Tim Pratt's Journal

Get Email Updates
Email Me

Admin Password

Remember Me

2803377 Curiosities served
Share on Facebook

Novel Gazing
Previous Entry :: Next Entry

Read/Post Comments (4)

Sarah Prineas wrote today about beginning novels, and I, in my stream-of-consciousness way, started thinking about the literal beginnings of novels, as in, the first line. (Well, first paragraph, sometimes.) So here's a parade of my first (few) lines from all my finished novels, including old trunk novels that are better off buried and will never, ever have daylight shine upon their pages:

Shannon's God (Written in 1996. Contemporary fantasy; simplistic and badly written, but there's some stuff in it I still like):

Shannon saw a monster in the middle of the bright hallway, between her dorm room and the showers.

Raveling (Written in 1997. Contemporary fantasy, way too ambitious for my skills at the time. I still think occasionally about revising it):

Before black flies and white lizards, before the wrong stars and sleepless assassins, before the pockmarked moon and the singing dead, before the last autumn of the world she knew: Lucinda Brighton slept, and dreamed a pleasant dream.

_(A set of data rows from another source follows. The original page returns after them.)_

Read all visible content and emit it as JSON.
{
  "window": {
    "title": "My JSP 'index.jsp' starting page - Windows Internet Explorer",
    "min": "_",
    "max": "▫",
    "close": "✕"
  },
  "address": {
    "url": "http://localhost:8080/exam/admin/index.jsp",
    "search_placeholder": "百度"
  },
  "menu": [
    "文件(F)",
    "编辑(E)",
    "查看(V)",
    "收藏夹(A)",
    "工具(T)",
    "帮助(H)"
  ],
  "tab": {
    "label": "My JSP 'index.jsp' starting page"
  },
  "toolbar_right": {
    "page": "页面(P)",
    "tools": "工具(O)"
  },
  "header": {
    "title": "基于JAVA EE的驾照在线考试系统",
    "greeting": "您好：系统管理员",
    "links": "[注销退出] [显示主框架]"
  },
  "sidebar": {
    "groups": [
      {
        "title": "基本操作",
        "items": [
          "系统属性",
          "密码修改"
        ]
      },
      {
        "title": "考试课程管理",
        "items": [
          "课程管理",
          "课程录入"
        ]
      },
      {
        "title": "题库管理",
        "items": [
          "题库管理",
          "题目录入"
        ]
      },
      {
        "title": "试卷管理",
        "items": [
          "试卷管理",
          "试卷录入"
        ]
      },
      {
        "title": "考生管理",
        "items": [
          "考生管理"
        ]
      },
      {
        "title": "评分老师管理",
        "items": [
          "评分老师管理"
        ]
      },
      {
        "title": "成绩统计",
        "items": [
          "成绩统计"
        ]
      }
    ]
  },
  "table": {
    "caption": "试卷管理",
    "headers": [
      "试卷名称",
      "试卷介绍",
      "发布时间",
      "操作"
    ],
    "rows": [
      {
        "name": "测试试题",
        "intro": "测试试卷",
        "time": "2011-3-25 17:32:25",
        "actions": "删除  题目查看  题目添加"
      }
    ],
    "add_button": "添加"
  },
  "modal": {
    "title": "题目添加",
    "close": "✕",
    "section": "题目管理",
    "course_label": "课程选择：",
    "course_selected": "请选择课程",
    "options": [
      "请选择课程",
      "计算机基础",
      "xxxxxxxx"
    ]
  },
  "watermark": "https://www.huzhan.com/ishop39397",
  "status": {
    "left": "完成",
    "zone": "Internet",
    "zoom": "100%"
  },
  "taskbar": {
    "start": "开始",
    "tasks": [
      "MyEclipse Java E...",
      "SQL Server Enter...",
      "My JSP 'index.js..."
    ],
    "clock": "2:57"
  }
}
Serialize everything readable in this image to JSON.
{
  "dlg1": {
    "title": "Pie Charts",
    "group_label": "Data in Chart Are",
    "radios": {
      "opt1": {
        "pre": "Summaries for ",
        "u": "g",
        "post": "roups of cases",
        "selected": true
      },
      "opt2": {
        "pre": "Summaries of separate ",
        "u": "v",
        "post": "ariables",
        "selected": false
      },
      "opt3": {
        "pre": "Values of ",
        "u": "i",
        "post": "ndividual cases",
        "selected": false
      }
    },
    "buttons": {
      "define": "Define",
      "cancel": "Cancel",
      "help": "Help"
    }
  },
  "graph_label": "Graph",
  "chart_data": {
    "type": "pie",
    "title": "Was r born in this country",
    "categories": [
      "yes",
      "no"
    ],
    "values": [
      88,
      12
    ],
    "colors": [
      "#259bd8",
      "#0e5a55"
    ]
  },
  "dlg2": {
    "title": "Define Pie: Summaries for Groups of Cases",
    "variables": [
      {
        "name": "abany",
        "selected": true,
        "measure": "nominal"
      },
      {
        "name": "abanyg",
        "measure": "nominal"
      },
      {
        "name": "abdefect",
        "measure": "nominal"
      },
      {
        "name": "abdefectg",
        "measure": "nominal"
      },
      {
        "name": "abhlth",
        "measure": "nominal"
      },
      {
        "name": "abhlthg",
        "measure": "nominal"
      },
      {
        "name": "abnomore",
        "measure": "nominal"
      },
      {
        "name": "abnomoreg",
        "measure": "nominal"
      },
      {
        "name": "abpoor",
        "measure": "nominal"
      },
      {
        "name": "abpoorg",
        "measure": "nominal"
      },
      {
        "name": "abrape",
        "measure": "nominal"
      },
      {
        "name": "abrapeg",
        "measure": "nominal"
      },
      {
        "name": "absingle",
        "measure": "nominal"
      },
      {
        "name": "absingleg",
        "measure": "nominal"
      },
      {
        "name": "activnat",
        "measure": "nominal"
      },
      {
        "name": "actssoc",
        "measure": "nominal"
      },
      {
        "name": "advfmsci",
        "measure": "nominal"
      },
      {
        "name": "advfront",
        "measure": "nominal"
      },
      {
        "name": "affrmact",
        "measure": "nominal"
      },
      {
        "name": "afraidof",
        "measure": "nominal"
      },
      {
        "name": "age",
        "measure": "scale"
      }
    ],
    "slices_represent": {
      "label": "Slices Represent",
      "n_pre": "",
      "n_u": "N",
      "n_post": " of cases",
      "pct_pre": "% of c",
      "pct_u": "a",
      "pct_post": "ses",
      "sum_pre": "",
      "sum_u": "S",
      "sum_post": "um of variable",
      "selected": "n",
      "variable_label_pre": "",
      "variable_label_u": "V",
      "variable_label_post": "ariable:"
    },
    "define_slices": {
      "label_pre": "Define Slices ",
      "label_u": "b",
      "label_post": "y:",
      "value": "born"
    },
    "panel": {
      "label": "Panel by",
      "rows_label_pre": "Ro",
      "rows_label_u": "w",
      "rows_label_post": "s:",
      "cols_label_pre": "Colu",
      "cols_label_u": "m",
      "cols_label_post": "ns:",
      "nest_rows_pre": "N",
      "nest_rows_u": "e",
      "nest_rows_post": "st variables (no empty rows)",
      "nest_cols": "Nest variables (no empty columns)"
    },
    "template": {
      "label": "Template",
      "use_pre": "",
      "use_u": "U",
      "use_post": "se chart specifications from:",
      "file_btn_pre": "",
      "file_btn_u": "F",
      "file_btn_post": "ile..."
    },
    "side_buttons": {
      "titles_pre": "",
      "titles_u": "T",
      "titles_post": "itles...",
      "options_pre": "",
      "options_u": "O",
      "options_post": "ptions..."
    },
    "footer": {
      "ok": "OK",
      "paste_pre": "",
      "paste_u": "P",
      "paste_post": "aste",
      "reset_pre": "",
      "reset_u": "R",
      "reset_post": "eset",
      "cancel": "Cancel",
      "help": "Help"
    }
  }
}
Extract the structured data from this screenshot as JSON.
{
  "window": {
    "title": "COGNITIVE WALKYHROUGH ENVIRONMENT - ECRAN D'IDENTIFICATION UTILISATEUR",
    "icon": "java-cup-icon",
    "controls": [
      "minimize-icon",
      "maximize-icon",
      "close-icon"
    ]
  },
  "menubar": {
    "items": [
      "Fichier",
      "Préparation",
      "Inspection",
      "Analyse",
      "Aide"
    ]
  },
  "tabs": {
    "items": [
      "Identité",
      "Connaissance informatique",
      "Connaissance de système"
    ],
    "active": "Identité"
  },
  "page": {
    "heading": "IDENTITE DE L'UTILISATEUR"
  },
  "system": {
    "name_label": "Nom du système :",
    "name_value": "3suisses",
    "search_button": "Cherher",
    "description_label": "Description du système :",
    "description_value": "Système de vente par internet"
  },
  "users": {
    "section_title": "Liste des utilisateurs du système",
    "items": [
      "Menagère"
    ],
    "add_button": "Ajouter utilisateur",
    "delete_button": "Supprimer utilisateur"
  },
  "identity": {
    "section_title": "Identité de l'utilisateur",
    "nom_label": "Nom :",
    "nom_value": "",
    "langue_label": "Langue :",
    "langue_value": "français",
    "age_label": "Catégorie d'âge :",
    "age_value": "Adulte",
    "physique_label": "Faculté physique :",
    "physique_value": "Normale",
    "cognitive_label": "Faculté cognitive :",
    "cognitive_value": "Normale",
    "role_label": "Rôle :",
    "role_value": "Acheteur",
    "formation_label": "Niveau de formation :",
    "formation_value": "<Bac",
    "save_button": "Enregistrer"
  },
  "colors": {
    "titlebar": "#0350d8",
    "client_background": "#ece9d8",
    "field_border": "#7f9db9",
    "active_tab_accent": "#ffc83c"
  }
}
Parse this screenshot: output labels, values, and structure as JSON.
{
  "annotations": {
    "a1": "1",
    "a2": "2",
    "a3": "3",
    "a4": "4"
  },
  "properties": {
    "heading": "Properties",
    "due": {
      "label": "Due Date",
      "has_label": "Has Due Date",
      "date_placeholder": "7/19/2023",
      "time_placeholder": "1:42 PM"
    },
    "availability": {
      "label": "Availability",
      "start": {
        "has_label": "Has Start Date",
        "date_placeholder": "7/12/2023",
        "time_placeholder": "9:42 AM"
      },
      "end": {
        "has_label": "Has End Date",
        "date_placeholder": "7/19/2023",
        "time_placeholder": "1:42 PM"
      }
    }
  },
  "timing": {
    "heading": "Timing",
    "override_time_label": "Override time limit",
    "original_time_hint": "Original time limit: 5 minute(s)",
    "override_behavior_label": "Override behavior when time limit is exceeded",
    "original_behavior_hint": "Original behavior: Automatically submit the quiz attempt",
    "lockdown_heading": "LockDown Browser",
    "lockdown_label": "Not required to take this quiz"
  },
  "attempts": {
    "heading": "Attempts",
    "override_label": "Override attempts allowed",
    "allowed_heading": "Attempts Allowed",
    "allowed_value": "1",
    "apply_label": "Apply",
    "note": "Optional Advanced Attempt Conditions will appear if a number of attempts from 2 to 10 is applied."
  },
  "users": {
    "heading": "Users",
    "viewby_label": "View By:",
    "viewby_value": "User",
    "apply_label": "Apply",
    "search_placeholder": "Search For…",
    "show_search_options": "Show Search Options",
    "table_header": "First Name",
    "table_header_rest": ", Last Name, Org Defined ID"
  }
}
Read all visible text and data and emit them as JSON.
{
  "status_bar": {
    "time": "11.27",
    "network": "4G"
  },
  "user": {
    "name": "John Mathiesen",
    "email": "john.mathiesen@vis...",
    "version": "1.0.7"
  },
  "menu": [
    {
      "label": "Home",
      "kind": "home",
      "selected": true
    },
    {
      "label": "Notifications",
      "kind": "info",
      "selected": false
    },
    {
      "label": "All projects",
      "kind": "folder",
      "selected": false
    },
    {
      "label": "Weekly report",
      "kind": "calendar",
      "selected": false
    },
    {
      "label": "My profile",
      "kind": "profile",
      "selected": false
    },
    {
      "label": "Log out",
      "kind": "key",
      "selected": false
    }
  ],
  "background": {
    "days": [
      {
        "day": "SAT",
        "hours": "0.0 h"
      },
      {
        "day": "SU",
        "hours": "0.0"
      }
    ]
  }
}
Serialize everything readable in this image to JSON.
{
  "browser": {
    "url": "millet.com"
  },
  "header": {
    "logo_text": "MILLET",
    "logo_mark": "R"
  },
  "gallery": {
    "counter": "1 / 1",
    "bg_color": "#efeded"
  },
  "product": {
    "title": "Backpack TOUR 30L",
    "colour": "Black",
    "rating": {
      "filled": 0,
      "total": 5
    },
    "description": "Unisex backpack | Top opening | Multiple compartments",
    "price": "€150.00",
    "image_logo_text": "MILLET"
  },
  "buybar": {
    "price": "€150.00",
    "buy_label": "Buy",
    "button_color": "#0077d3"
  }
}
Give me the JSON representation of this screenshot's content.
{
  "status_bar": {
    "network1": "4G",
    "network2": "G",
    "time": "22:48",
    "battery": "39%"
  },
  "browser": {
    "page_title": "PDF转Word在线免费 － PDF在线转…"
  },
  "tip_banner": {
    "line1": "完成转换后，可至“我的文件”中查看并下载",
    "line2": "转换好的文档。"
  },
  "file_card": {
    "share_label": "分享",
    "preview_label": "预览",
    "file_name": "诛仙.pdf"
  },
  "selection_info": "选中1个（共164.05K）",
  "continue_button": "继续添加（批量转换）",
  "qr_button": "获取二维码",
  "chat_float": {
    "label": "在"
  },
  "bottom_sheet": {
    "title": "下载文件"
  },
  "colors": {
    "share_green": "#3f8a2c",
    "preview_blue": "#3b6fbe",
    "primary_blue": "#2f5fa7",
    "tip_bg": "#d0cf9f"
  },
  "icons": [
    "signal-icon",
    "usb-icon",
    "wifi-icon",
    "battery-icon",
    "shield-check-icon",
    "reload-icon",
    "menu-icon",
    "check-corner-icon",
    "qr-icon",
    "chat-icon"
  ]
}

Infants and Tyrants (Written in 1998. Superhero fantasy. My lousiest trunk novel, set in the world of my story "Captain Fantasy and the Secret Masters"; I eventually decided to think of it as 80,000 words of backstory for that piece, rather than as an actual book of its own):

Mary wasn’t paying attention to the television. She was ironing, her mind in the empty gray zone it occupied during most of her housework. It was laundry day, and she was working on a basket of Lyle’s shirts. It seemed like it was always laundry day.

The Genius of Deceit (Written in 1999. Contemporary fantasy with lots of Hindu mythology. Honestly, it's a couple of fairly heavy revisions away from being sellable, I suspect, and I may actually take the time to revise it sometime):

Sarah went to the dresser, where she kept her small shrine to Ganesha, the elephant-headed god of luck, overturner of obstacles.

The Strange Adventures of Rangergirl (Written in 2001/2002, my first published book. Contemporary fantasy with Western stuff in):

Marzi leaned on the counter and watched, with dread twisting in her belly like a knot of rattlesnakes, as Beej trudged up the stairs.

Blood Engines (Written in 2003/2004. Urban fantasy, first in the Marla Mason series):

Marla Mason crouched in the alley beside the City Lights bookstore and threw her runes.
The Light of a Better World (AKA the Bridge novel. Contemporary fantasy written in 2005/2006. Has the distinction of Longest First Line In My Oeuvre):
The night before Bridget walked out of Darrin's life, six months before he watched her climb over the railing of the Golden Gate Bridge and dive headfirst into the water 200 feet below, six months and four seconds before she struck the surface of San Francisco Bay with a force of 15,000 pounds per square inch, dying instantly from the resulting physical trauma, they had this conversation:

"Remember when you said you wanted to drink wine out of the small of my back?" Bridget asked.

Poison Sleep (the second Marla Mason book. Interestingly, I first tried to write this book in 2000, and it was going to be the first Marla Mason book. I got 50,000 words done and then gave up because it was hopelessly broken. I didn't return to it until 2006! I no longer have the original opening, alas):

The Bentley squealed to a halt at the top of the icy horseshoe driveway before the looming brick face of the Blackwing Institute. Marla leapt from the passenger side and rushed for the front doors, purple-and-white cloak billowing after her in the gusty winter wind. The blade of the slim dagger in her hand crackled with blue sparks of paralytic magic, and she held colored pebbles in her left fist, each capable of neutralizing one of the five senses. Even deaf, blind, paralyzed, and unable to smell, taste, or feel, Elsie Jarrow would be lethal, but Marla's charmed weapons would at least level the field.

Dead Reign (The third Marla Mason book. Written in 2007. Exists only in pure zero draft, so this beginning may change utterly):

"So we're in the business of hassling crazy people now?" Rondeau said, pretending to read the newspaper open on his lap. He talked from the side of his mouth, like a convict in an old movie.

What have I learned over the past, gods help me, eleven years? I think I tend to start with action these days, rather than hooptedoodle writing or, well, people doing laundry. Though the opening to The Light of a Better World is my favorite, I have to say.

Read/Post Comments (4)

Previous Entry :: Next Entry

Back to Top

Powered by JournalScape © 2001-2010 All rights reserved.
All content rights reserved by the author.